I’ve just written a piece for Change.org about Oswaldo de Rivero’s book, The Myth of Development. De Rivero argues, in essence, that development is never going to happen for most of the poor countries in the world: they lack natural endowments, and more importantly, the world economic and political structure has changed in such a way that they cannot exploit or manipulate what they do have to achieve development in the same way that the currently developed world has done. It’s an advance on the crude biological determinism of Jared Diamond, in that it’s crude economic and political determinism as well.
I’m not much of a fan. On the one hand, it depends on predicting the future, something that economists have been very bad at in the past; indeed even historians have difficulty working out why economies developed in the way they did. On the other, he acts as if the global political regimes that stifle the poorest countries are givens that cannot be changed, which is unduly pessimistic. Also, if he is right, and certain countries can never develop, it immediately makes open borders and free migration the only real solution to endemic poverty (as the Roving Bandit would not doubt be quick to point out).
Yet the conclusion he does draw, that non-viable national economies should focus on the basics (water, sanitation, health and education) closely resembles the actual policies of many development agencies, even if these same entities would argue vigorously against the idea that development is impossible. Considering his arguments is worthwhile, then, just to focus our attention on the reality that we are doing far too little to actually address the economic problems of developing countries. We shy away from getting involved in the development of domestic capitalism, we do very little to encourage banking to the middle classes (a far bigger problem from a purely economic point of view than banking to the poor), and intently study our feet when called upon to make any strong statements on trade, subsidies, tariffs and the immense hypocrisy of the West on all of these issues.

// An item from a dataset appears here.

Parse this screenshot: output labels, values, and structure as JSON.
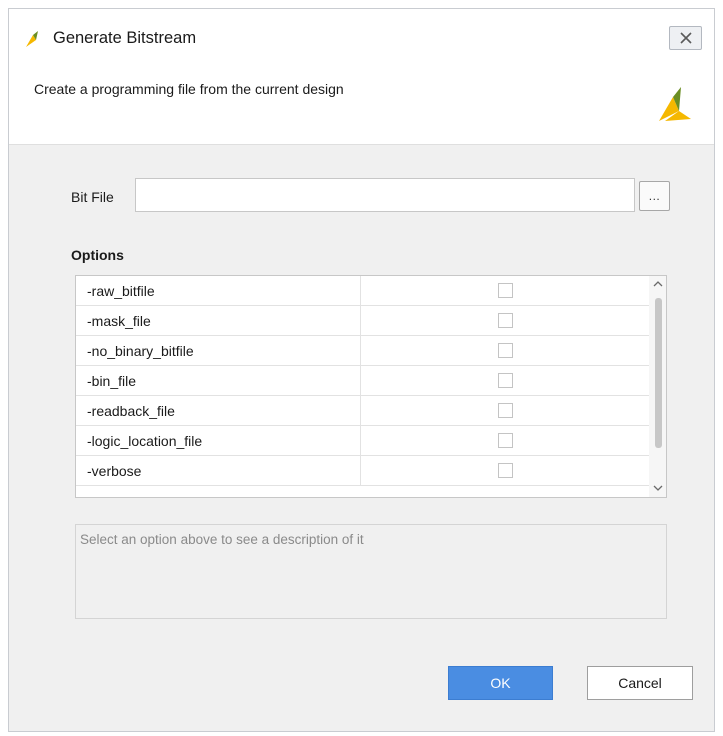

I don’t believe in the inevitable economic failure of the poorest countries. But I believe that their success will take far longer than those countries that used colonies and force to accelerate their development and others who used their geopolitical importance to push through policies that would otherwise have been sabotaged by the Western powers unless we actually address the economy directly. It’s easy to focus on social development and ignore the national and international economy. It’s just also morally dubious.